* [Task]
Omit the images, then print each record below exactly as it reads.

[Interface dataset entries]
+ + + + + + +
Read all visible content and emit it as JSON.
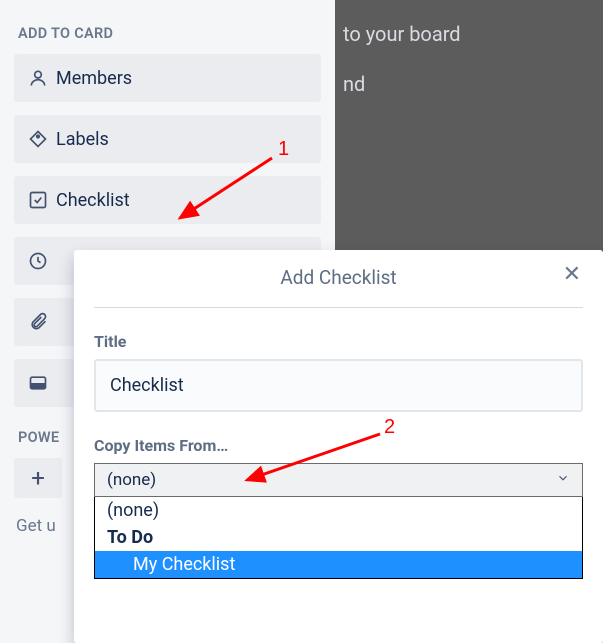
{
  "sidebar": {
    "sectionTitle": "ADD TO CARD",
    "items": [
      {
        "label": "Members"
      },
      {
        "label": "Labels"
      },
      {
        "label": "Checklist"
      },
      {
        "label": ""
      },
      {
        "label": ""
      },
      {
        "label": ""
      }
    ],
    "powerUps": "POWE",
    "footer": "Get u"
  },
  "board": {
    "line1": "to your board",
    "line2": "nd"
  },
  "popup": {
    "title": "Add Checklist",
    "titleLabel": "Title",
    "titleValue": "Checklist",
    "copyLabel": "Copy Items From…",
    "selectedOption": "(none)",
    "options": {
      "none": "(none)",
      "group": "To Do",
      "item": "My Checklist"
    }
  },
  "annotations": {
    "num1": "1",
    "num2": "2"
  }
}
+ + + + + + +
* [Result of the exercise]
Read all visible content and emit it as JSON.
{
  "sidebar": {
    "sectionTitle": "ADD TO CARD",
    "items": [
      {
        "label": "Members"
      },
      {
        "label": "Labels"
      },
      {
        "label": "Checklist"
      },
      {
        "label": ""
      },
      {
        "label": ""
      },
      {
        "label": ""
      }
    ],
    "powerUps": "POWE",
    "footer": "Get u"
  },
  "board": {
    "line1": "to your board",
    "line2": "nd"
  },
  "popup": {
    "title": "Add Checklist",
    "titleLabel": "Title",
    "titleValue": "Checklist",
    "copyLabel": "Copy Items From…",
    "selectedOption": "(none)",
    "options": {
      "none": "(none)",
      "group": "To Do",
      "item": "My Checklist"
    }
  },
  "annotations": {
    "num1": "1",
    "num2": "2"
  }
}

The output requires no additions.